Stress Busters: Some drugs, such as cannabis, can make users feel relaxed. Legal highs The effects and risks. Talking to teens about drugs - Family Lives. It's important to talk about drugs Most teens come into contact with drugs in some form or another at some point in their life. If they do decide to take them - and the majority of teens don’t - there are many possible reasons why. For some, it might be a case of rebellion, or a need to fit in; others might use them as a way to relax, get high, and lose their inhibitions; or it could even be as simple as curiosity - a chance to experiment with different drugs and see what it's like.
Young people who can talk openly with their parents are less likely to try drugs than those without this relationship, and they will wait until they are older before deciding whether to experiment with drugs.
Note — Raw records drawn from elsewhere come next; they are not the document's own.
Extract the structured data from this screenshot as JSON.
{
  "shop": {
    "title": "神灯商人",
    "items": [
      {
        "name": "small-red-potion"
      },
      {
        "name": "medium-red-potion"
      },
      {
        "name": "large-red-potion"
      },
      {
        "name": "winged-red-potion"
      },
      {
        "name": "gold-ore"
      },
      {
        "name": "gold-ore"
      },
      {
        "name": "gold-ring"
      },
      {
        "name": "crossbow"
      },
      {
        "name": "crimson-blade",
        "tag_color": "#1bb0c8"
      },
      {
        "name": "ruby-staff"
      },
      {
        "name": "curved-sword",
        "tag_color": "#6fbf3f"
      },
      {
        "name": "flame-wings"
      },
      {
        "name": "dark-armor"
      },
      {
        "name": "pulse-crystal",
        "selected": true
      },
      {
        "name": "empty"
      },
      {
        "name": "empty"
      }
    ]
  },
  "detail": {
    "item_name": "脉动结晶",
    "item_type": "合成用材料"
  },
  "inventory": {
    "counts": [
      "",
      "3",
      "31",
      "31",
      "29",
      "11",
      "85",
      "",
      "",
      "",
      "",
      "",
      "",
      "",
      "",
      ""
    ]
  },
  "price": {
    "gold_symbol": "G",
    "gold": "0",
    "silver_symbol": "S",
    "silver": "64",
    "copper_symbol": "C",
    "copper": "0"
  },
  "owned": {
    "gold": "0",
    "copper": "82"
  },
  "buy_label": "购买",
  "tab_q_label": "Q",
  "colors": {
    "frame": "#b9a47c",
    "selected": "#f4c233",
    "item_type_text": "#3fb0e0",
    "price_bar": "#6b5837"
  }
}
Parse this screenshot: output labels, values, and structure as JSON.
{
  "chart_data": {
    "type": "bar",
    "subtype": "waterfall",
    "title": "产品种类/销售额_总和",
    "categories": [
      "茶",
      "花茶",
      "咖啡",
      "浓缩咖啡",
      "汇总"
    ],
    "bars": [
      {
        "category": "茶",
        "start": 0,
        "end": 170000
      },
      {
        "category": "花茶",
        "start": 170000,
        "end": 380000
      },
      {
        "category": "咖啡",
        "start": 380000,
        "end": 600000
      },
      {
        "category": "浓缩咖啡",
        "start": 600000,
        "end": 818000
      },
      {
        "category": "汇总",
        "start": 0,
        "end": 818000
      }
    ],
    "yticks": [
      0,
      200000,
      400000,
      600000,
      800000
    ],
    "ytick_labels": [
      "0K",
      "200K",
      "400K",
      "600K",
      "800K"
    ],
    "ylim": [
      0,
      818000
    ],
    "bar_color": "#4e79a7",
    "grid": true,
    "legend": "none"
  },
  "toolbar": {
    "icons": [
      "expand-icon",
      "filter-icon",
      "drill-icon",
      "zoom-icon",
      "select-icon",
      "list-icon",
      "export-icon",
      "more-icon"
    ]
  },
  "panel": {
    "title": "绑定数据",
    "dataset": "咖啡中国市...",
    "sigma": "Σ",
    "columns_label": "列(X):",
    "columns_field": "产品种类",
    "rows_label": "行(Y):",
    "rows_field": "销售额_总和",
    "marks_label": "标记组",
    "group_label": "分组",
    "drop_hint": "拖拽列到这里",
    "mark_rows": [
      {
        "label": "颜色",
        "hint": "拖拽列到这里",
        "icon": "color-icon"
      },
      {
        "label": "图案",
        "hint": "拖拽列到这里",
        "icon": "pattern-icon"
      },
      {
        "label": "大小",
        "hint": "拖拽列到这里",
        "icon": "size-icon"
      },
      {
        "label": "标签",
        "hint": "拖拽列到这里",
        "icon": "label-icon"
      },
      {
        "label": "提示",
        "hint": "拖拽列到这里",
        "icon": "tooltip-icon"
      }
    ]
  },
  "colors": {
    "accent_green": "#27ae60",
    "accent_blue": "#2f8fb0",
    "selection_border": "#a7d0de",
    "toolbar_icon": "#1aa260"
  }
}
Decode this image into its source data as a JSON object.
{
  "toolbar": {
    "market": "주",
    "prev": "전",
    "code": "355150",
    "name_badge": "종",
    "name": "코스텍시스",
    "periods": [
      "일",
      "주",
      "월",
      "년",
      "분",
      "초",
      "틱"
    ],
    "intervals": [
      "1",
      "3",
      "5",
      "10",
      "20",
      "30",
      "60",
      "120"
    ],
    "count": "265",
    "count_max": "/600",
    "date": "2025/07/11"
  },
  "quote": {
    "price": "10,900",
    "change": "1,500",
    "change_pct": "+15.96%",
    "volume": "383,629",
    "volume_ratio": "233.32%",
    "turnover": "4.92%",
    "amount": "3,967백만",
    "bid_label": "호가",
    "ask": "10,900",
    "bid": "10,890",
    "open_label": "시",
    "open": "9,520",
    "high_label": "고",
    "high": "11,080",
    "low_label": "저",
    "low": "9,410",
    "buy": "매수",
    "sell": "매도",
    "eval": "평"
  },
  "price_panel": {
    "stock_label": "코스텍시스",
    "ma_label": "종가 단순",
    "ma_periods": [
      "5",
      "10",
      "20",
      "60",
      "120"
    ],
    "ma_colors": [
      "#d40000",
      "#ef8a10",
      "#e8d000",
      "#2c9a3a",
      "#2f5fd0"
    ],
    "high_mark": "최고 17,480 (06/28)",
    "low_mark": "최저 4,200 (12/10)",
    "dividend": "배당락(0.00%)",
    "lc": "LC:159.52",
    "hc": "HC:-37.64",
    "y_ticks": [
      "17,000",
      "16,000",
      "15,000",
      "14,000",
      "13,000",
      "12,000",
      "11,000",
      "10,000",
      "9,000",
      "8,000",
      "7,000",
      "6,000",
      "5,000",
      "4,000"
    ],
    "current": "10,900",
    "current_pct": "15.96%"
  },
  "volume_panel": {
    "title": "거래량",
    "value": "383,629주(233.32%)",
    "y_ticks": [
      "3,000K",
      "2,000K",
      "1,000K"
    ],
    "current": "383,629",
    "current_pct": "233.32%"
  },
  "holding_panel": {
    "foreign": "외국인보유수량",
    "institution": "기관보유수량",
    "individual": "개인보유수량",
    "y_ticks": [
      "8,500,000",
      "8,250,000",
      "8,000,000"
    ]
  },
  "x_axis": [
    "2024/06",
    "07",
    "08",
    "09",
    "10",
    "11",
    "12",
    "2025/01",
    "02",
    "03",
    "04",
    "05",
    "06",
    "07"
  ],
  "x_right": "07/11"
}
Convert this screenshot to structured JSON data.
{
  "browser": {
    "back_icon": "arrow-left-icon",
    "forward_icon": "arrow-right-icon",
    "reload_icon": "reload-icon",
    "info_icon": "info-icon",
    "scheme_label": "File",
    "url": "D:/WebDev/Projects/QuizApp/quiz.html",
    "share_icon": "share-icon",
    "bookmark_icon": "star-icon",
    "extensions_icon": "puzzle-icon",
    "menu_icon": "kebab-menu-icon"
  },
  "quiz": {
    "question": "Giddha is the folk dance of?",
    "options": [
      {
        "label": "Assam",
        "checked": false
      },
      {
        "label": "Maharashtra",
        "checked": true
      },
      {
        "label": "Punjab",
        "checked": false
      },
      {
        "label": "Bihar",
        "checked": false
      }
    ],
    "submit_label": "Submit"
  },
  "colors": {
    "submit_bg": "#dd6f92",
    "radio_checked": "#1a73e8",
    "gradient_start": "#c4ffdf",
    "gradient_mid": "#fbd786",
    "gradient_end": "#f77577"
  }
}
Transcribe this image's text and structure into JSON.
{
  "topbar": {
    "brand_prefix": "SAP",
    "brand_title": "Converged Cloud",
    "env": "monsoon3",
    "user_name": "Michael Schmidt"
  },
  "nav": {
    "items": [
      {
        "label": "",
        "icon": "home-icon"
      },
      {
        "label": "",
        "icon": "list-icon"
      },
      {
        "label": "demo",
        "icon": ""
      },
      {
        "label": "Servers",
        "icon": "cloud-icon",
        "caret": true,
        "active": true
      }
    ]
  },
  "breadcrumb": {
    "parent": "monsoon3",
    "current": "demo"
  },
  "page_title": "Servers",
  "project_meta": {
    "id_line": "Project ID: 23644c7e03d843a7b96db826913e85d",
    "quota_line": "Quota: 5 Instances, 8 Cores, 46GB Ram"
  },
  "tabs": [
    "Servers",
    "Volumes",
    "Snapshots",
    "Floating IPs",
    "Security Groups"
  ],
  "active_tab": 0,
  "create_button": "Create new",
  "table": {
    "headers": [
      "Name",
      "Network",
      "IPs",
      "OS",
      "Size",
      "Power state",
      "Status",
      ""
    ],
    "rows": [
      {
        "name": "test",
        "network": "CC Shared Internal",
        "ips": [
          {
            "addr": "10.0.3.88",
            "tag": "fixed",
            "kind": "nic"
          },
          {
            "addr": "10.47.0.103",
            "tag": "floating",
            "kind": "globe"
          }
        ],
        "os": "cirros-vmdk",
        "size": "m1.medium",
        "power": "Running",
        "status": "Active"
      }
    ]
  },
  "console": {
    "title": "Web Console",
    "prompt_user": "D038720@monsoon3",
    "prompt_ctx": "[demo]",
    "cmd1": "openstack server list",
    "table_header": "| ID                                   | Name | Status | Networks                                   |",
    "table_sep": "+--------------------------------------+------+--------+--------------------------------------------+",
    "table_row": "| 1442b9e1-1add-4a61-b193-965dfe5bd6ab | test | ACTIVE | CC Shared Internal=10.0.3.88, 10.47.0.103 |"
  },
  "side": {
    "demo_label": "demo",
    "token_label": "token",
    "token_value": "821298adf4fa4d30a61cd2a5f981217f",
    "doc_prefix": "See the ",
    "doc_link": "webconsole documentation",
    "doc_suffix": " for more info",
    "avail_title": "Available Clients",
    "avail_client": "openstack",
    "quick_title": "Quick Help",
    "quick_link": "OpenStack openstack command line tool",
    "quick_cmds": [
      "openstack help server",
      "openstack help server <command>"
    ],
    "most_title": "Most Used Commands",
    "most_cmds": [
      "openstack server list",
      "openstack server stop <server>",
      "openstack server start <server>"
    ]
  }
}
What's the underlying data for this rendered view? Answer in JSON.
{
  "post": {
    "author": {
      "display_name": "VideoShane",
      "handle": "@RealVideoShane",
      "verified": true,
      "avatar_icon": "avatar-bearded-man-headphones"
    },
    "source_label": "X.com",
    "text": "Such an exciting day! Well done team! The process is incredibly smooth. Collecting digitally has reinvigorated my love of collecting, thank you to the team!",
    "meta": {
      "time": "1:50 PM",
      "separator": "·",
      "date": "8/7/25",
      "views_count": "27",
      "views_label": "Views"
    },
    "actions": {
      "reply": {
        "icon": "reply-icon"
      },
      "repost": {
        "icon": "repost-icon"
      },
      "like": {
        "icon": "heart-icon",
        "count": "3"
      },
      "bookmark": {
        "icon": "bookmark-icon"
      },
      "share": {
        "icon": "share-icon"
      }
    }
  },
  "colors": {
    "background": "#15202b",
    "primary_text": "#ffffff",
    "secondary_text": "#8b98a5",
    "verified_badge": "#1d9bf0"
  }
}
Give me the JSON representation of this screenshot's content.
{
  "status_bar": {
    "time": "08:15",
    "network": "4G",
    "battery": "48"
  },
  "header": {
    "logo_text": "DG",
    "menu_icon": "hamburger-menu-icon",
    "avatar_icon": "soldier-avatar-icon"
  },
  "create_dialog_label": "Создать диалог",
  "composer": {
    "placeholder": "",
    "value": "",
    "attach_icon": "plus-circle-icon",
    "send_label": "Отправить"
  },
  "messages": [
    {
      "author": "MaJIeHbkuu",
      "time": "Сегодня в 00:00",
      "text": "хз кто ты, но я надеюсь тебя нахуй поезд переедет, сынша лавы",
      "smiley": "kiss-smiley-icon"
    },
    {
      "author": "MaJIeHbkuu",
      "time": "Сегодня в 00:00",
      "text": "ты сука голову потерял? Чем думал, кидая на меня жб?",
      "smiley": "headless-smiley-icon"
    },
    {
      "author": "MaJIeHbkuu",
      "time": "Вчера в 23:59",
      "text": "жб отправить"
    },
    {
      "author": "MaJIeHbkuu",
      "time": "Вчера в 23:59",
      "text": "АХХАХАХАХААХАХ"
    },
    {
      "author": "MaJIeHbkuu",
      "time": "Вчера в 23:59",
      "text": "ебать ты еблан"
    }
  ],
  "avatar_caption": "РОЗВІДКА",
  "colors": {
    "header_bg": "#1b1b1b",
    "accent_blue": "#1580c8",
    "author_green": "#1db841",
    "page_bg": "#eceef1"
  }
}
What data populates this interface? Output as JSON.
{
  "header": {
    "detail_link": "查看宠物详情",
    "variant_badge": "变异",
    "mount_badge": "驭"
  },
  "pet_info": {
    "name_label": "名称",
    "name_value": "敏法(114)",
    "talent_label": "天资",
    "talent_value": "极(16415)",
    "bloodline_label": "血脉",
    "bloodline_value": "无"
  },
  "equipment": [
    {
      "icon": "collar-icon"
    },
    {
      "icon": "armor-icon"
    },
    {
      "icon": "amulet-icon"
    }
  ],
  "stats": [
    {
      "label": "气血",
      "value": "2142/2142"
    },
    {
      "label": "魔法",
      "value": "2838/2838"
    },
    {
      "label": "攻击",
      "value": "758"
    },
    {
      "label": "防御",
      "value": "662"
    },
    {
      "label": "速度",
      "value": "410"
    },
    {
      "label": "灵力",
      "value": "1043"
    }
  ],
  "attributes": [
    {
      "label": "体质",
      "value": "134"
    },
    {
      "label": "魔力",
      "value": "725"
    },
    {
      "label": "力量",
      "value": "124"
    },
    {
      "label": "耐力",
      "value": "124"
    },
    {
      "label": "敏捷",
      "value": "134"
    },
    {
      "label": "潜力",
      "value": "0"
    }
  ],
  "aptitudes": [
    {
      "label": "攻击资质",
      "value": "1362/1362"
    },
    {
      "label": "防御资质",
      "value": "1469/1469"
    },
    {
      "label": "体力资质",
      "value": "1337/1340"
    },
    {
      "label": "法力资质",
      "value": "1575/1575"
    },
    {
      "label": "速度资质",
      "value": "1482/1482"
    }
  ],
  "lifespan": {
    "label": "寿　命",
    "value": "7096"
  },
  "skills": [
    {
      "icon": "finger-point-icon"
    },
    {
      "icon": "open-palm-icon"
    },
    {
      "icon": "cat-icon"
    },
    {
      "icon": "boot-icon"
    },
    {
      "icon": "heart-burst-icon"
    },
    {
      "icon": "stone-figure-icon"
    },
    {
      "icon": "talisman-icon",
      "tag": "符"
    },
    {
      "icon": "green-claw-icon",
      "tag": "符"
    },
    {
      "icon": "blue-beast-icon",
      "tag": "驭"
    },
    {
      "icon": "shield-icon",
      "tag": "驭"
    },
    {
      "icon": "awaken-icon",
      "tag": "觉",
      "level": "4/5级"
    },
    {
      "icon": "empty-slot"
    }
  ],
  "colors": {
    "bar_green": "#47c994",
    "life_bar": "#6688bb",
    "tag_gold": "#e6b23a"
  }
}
How to talk to your teenager about drugs Here Family Lives, in association with FRANK, give tips on how parents can manage that first conversation: 1.
Think about why you want to have the talk. The next stage is to do some research. 2. Just as importantly, listen to what your child has to say. 3. 4. 5. 6. Underage drinking - Family Lives. Aside from the health risks associated with underage drinking, drinking to get drunk - as many teens do - means huge numbers are risking their sexual health. Experts say 14 and 15 year olds who drink are more likely to engage in sexual activity - with 11% of 15 to 16 year olds admitting to unprotected sex while drunk. These are not the only problems. Chris Soreks of Drinkaware says: "There are strong links between drinking high levels of alcohol and youth offending, teenage pregnancy, truancy and exclusion from school. " Nearly half of all 10 to 17 years olds who drink once a week or more admit to some sort of criminal activity or disorderly behaviour, around two-thirds get into an argument and about a fifth get into a fight.
And despite age restrictions, 10% of 12 to 15 years-olds say they buy their own alcohol, according to the Institute of Alcohol Studies. 63% of 16-17 year olds have bought their own booze in pubs, nightclubs and bars. Encouraging responsible behaviour around alcohol. Teenage parties - Family Lives. When your teen asks to have friends to sleep over – maybe after a party – or asks to sleep over at a friend’s with a group of other teens, your first response may be a downright NO. Visions of out-of-control drinking, drug taking or unprotected sex probably flash through your mind.
But the fact is, at some point you are going to have to take a risk and leave your teenager on their own with others. Says Paula Hall, Relate counsellor, psychotherapist and mum of two teenage daughters: “If you feel you always need to be there to supervise, you need to ask yourself: what is it you are worried about that might go on – and what really are the chances of that happening? “If we don’t give teenagers responsibility then they won’t ever take it.
Unfortunately, at times, you are going to get it wrong – but you are going to have to get them to take responsibility for things at some point.” If you’ve said yes to a party or sleepover Decide what your rules are. Saying no Talk to other parents. How I Live With Addiction Every Day: Amber Valletta.